(The Center Square) - The national average price for a gallon of gas fell below $4 Thursday for the first time since March, according to AAA, in large part because of decreased demand as motorists drive less.
After hitting an all-time high of $5.02 per gallon in June, the national average price has now fallen just below $4 to $3.99, marking 58 consecutive days of declining gas prices.
According to the U.S. Energy Information Association, however, the gasoline demand is about 3 percent lower than it was a year ago, indicating that the decrease in gas prices has failed to draw consumers back to the pump after many have shifted driving habits.

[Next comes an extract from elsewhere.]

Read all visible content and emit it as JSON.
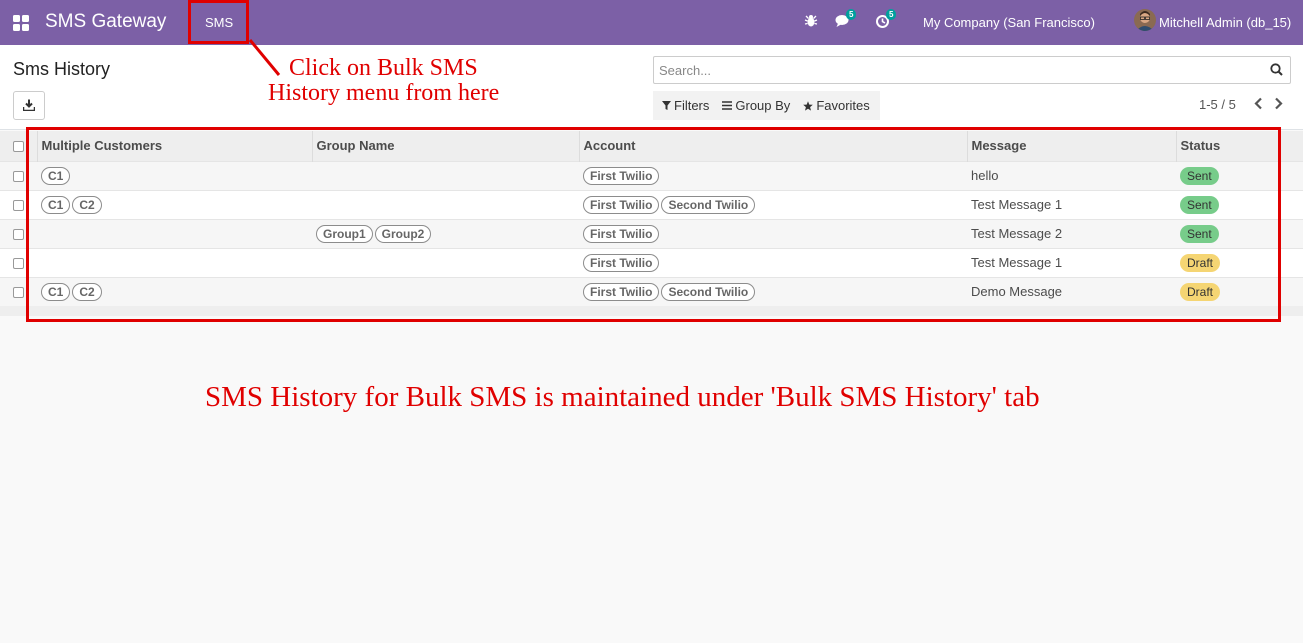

A survey by AAA reports that almost a third (64 percent) of U.S. adults have changed their driving habits since March.
The top three changes made were deciding to drive less (88 percent), combining errands (74 percent), and reducing shopping or dining out (56 percent).
At the same time, the total gasoline supply in the U.S. has fallen to 220.3 million barrels from the previous week.
AAA attributes the decline in gas prices, in part, to the decrease in demand as well as a decrease in the price of oil.
"Oil is the primary ingredient in gasoline, so less expensive oil is helpful in taming pump prices," said Andrew Gross, AAA spokesperson. "Couple that with fewer drivers fueling up, and you have a recipe for gas prices to keep easing."
Although the average national price for gas has fallen, prices vary state to state, with California's average price per gallon sitting at $5.34. Many other states, too, have gas prices over $4, including Hawaii, Illinois, Nevada, Oregon, Washington, and New York.
President Joe Biden celebrated the continual decline of gas prices last week and said that he is doing everything he can to keep bringing them down.
"I'm doing everything I can to bring down the cost of gas at the pump," Biden said. "And today, America hit 50 days straight of falling gas prices - the fastest decline in over a decade."
Some say, however, that the U.S. should not celebrate yet. Daniel Turner, founder and executive director at Power The Future, a non-profit organization focused on energy research, said that prices are down because the economy is in a recession and that the U.S. needs to expand its domestic supply of oil.
"While gas prices falling from their all-time high is a good thing, this is no time for the Biden Administration to take a victory lap," Turner said. "Winter is coming, and the drain from the Strategic Petroleum Reserve will end in October. To meet this rising demand in the long term, we must increase domestic supply, something the Biden Administration is unwilling to do."